Of Friday’s bullish action in the market, IAA’s Zaccarelli said that “by buying up those cyclical companies that have been beaten down, they are showing some confidence that the worst is behind us.”
We’ll soon find out how resilient the rally is as economies attempt to emerge from their coronavirus quarantines without any substantial flare-ups.
The data ahead:
Notable corporate earnings
Monday: Halliburton Co. US:HAL, Cadence Design Systems Inc. US:CDNS and Zions Bancorp N.A. US:ZION.
Tuesday: Coca-Cola Co. US:KO, Travelers Cos. US:TRV, Synchrony Financial US:SYF, Chipotle Mexican Grill US:CMG, and Netflix Inc. US:NFLX

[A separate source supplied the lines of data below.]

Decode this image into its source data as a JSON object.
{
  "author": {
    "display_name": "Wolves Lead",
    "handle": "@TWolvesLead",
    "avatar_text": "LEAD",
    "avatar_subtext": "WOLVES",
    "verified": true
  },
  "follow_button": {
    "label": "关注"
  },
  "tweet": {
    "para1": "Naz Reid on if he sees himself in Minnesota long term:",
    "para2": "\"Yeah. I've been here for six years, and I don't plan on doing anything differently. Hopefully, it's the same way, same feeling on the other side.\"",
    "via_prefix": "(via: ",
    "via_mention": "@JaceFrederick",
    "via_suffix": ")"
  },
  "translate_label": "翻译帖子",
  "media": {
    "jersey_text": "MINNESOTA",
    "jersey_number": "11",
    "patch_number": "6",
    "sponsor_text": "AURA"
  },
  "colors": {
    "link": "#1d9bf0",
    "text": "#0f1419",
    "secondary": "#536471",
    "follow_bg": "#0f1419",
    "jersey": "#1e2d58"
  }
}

Wednesday: Biogen US:BIIB, Quest Diagnostics Inc. US:DGX, AT&T Inc. US:T, Lam Research Corp. US:LRCX, Kimberly-Clark Corp. US:KMB, Delta Air Lines Inc. US:DAL
Thursday: Citrix Systems Inc. DE:CTX, Citigroup Inc. US:C, Southwest Airlines Co. US:LUV, Capital One Financial Corp. US:COF, SL Green Realty Corp. US:SLG, Edwards Lifesciences Corp. US:EW and Hershey Co. US:HSY.
Friday: American Express Co. US:AXP and Verizon Communications US:VZ.